Stage Five----The video completely freaks Janey out.  She is terrified of any even slightly scary parts.  This is true of videos you would not even picture having any scary parts, like Kipper or Sesame Street.  She still asks to watch it now and then, but then gets hysterical waiting for the scary parts to come on.  The video is added to the pile of unwatched shows.

I think it takes quite a few viewing for Janey to understand to some extent the plot of shows she watches.  Her initial enjoyment is just based on learning the dialogue and songs, and watching the images.  As she watches the show over and over, she starts to get it more, and characters like Ursula the Sea Witch in The Little Mermaid or Sid the Bad Kid Next Door in Toy Story come alive for her, and they are pretty scary.
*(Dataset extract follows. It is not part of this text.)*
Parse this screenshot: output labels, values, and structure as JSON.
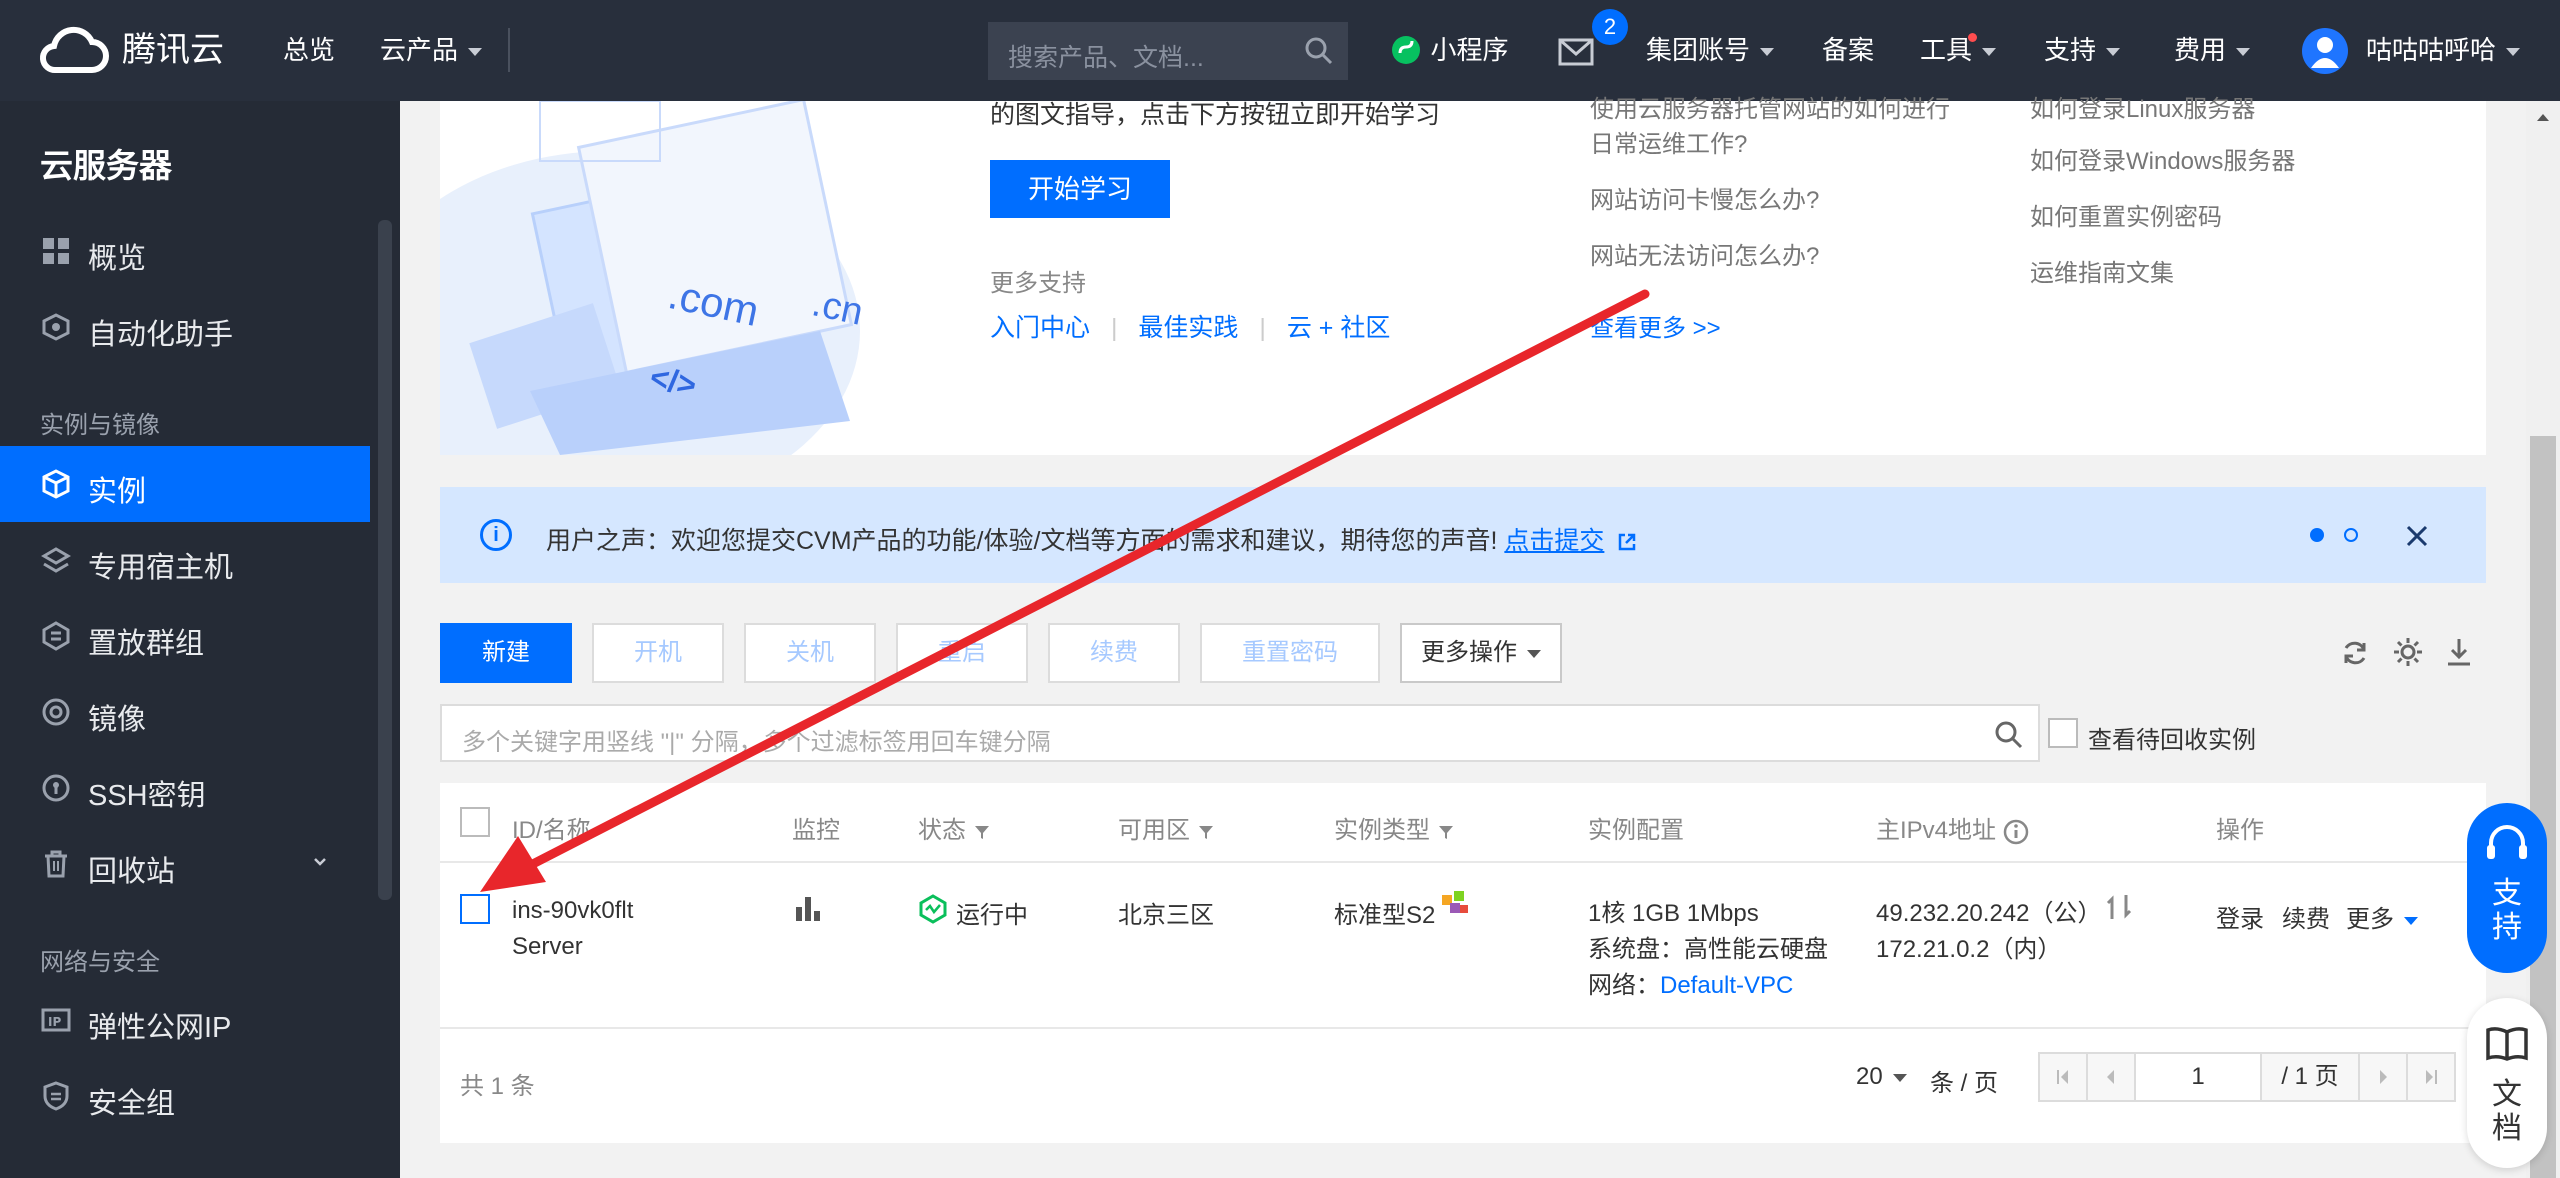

I've learned a few things from figuring this all out.  One is that with much repetition, exact repetition of the kind that videos provide, Janey learns first to repeat the elements, and then actually learns what is going on.  It's her way of progressing with learning.  Other people might first watch for plot, and then get so familiar with the show they start to memorize it, but Janey does that backwards.  The other is that when Janey suddenly gets upset, in other contexts, it might be something she's heard or seen a lot of times before that has now clicked in as scary.  For example, she recently became nervous about sirens, after hearing them for years.  I think she finally connected them to the fast vehicles with flashing lights, and they are finally scary to her.

It's interesting that echolalia, or delayed echolalia, seem like vital step in Janey's understanding of the videos for content.  Maybe repeating the lines in her head allows her to work on understanding them.  I wish she'd not have to get scared after the understanding kicks in, or maybe I wish videos didn't all seem to have a bit scary parts.  But gradually, in small ways, I sometimes feel like I'm starting to get Janey.


Sophie's Trains said...

I know what you mean. Sophie rejects anything "new" the first time. But then she seems to accept it. I learned not to take initial rejection as a deterrent from trying again. She is younger than Janey but I also think she understands things in "layers". So repetition is key for her to learn things. She loves repetition! She seems to enjoy the videos she has memorized more than the ones she doesn't. She doesn't get scared but she does remember and anticipate things I can see that.
It is good "getting them" isn't it? I am excited when I figure something out too.

Suzanne said...

It really is a good feeling to get something like that! I feel like I should have figured a lot of this out a long time ago, but better late than never! It's interesting Sophie rejects the "new" things too. I feel cruel sometimes even trying something new, because it can get Janey so worked up, but it's amazing how often she comes back to the same thing that got her screaming. I think when she REALLY likes something, she reacts more strongly to it the first time in a negative way. Maybe it's like "oh, boy, I'm going to have to do a lot of memorizing of THIS, because it's SMOKING great! This is overwhelming!" Layers of learning is a great way to put it. It helps me not give up the first time to remember that, and also to not to follow what is conventional wisdom and assume obsessing over one thing is bad. I think she needs the obsession to learn.

mknecht24 said...

I loved this post. Being able to see her process in steps is fascinating. Jacob also will watch a video repeatedly then suddenly is afraid of it. Minus the autism though, we are able to talk it out with him. I would love to get inside Janey's (and Lindsey's) head to see what's going on.

Lindsey is prepping for state testing next week at school. Her new teachers are in for a wild ride. At least they heeded my warning to practice test taking instead of surprising her with it.

Queenie Guldbaek said...

I am a teenager with autism. I can understand this. Initially, I rejected new things, but when I started to watch them more, I started enjoying them. However, there are some things from my childhood that I would find difficult to watch for one reason or another.